Starring: Jake Gyllenhaal, Ryan Reynolds, Rebecca Ferguson, Ariyon Bakare, and Olga Dihovichnaya
Synopsis: Hollywood has a proud history of sci-fi horror films. There's nothing as scary as things going wrong in space, especially when aliens are involved. The "Alien" franchise has thrived on that premise since 1979, and is about to unveil its sixth film this summer. "Life" fits right in that vein. In fact, I would describe it as a poor man's "Alien." The film is set on the International Space Station and features a crew receiving a probe from Mars that may have life beyond earth. But, predictably, that life is something the crew is unprepared for, and something they might not survive. I thought most of the plot here was incredibly predictable, right down to the "twist" at the end, which I saw coming from a mile away. The performances and effects here are fine, but there's nothing special. And the story feels stale and overly familiar. The script comes from Rhett Reese and Paul Wernick, the writers behind "Deadpool," so I thought there would be some more humor. But this film is overly serious. It doesn't maximize the charisma and talents of Reynolds, which is a shame, and doesn't seem to make the most of Gyllenhaal's range. They were the two big names attached to the project, and both are fine but neither has a compelling character. This movie is just OK, which is likely why it was released in the no man's land of March despite its cast and high concept.
Rating: R for language throughout, some sci-fi violence and terror.

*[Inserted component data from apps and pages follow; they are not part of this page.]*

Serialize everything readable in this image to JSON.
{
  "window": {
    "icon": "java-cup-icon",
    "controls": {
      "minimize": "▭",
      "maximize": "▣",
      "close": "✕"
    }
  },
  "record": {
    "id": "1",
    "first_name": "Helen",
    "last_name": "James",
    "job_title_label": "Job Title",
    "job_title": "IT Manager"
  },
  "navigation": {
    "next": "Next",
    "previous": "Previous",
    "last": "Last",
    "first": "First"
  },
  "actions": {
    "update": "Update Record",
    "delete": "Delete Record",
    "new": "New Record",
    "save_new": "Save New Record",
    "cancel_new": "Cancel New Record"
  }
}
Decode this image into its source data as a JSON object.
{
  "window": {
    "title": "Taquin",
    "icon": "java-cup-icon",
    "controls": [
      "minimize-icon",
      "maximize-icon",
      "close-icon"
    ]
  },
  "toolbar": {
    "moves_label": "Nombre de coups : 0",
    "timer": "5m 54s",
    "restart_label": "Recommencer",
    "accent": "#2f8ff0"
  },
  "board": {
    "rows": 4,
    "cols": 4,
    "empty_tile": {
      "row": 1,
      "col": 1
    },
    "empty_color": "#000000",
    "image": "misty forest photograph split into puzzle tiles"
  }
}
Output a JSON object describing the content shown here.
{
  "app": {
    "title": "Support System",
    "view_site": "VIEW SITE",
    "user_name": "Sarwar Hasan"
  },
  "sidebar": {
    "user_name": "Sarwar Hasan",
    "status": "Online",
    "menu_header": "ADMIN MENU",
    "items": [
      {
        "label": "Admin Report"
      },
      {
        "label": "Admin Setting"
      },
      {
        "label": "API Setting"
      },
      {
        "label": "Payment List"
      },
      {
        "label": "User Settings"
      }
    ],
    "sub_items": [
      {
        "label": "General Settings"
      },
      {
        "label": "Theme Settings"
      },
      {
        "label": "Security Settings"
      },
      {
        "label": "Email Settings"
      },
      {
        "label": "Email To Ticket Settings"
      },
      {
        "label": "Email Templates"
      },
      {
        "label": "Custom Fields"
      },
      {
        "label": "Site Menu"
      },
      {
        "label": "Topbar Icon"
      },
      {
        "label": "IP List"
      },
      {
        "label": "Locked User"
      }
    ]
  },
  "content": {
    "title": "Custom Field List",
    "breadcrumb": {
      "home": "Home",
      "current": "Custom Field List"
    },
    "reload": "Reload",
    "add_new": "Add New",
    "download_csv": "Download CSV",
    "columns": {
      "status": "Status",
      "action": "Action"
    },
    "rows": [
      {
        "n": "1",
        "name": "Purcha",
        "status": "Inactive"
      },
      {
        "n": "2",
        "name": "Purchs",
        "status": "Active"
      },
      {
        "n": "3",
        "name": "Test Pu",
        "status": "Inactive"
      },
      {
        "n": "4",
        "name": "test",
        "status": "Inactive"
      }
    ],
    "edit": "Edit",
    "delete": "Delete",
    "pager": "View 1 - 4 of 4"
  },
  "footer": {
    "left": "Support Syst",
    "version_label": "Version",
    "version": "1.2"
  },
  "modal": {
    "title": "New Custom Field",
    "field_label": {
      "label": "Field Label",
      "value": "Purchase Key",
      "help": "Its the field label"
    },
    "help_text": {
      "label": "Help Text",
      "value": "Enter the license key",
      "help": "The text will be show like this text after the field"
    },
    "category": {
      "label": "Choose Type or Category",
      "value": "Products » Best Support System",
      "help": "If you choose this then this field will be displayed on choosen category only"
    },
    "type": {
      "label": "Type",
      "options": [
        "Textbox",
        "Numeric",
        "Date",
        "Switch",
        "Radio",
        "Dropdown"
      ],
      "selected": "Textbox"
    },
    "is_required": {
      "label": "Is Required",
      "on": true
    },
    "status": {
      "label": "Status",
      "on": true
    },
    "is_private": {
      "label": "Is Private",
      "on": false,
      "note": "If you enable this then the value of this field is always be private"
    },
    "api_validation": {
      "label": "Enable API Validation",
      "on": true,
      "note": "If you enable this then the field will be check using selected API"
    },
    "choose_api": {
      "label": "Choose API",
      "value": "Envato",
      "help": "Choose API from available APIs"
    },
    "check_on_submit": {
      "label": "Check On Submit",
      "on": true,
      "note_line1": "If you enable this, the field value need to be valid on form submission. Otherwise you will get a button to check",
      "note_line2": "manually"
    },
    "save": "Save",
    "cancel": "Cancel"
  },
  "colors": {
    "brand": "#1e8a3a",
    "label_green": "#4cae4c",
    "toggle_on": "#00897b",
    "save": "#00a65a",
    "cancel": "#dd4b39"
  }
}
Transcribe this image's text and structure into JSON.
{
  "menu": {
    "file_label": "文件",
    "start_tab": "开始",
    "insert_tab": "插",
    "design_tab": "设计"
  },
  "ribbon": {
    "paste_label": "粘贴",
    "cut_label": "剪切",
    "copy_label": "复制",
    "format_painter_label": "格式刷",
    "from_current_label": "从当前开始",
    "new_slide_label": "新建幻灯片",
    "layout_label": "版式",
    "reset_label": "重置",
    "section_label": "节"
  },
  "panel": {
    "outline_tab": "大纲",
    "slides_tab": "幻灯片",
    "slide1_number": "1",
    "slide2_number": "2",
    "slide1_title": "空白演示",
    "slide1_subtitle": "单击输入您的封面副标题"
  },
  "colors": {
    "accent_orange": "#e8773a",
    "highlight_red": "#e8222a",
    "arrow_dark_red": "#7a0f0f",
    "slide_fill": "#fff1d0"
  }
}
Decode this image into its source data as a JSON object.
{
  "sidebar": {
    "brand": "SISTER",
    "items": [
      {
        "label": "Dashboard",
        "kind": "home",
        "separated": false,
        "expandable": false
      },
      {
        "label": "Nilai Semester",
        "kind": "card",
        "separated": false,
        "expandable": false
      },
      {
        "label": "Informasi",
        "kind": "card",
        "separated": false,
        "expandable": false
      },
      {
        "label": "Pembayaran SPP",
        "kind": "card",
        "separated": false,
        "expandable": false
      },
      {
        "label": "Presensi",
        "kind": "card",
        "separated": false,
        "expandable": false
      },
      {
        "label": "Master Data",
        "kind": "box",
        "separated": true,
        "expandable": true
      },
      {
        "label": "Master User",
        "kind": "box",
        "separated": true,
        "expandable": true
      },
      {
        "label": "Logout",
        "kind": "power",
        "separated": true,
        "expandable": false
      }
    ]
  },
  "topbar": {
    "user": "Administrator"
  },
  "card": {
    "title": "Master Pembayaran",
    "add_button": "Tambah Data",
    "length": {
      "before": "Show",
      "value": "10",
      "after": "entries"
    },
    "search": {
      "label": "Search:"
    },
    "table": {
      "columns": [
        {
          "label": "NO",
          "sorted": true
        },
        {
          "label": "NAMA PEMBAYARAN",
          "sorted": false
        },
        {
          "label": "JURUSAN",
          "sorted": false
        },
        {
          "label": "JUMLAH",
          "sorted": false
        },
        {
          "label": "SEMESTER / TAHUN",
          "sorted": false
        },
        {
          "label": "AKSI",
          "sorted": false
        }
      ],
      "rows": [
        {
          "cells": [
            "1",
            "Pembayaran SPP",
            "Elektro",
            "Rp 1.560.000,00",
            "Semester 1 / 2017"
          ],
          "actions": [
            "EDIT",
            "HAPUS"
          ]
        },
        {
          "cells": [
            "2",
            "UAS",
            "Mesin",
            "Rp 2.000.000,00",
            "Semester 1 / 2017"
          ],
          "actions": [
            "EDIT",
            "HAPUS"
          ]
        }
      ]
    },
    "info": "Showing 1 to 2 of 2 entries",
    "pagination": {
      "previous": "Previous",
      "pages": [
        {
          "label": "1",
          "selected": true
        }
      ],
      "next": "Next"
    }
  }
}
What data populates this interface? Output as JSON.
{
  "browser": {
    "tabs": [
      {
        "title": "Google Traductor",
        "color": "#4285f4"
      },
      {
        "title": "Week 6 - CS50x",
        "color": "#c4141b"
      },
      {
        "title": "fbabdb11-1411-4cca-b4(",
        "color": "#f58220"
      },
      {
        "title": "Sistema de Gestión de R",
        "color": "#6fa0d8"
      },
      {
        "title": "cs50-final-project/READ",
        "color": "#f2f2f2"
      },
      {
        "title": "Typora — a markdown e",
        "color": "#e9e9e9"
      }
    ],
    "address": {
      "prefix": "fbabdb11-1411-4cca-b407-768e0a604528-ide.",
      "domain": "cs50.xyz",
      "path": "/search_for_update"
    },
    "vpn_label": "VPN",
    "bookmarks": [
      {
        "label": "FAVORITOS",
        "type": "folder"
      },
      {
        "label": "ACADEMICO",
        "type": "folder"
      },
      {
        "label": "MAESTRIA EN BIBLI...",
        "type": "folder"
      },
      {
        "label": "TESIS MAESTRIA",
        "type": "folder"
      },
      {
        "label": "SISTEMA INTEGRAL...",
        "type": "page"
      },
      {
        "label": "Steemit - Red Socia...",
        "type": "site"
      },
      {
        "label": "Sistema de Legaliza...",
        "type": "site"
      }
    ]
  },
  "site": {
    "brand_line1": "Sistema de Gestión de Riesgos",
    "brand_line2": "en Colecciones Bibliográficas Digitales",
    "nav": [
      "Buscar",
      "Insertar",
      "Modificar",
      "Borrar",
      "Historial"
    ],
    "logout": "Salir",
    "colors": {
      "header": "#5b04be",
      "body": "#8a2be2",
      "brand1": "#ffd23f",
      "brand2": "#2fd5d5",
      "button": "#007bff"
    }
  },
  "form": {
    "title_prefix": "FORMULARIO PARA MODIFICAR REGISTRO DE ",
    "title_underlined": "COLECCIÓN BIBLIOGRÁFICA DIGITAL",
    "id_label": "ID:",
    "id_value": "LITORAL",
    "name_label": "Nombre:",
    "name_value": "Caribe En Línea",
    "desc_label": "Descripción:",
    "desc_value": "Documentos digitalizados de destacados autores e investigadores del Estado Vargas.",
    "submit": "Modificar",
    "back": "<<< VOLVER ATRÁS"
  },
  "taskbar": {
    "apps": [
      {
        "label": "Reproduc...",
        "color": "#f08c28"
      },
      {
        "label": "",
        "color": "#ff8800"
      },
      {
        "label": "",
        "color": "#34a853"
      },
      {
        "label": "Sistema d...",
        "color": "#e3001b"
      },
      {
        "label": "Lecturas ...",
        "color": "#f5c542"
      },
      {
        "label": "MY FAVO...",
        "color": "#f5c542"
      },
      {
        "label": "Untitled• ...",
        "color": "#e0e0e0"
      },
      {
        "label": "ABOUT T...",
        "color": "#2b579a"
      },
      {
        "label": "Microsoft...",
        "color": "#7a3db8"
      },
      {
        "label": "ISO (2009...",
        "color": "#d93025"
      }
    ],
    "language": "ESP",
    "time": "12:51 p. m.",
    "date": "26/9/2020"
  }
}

Enter with caution.
Verdict: Two stars out of four.
Friday, April 14 — "Fate of the Furious," "Spark"
Friday, April 21 — "Unforgettable," "Born in China," "Free Fire," "The Promise"
Friday, April 28 — "Sleight," "The Circle," "How to Be a Latin Lover"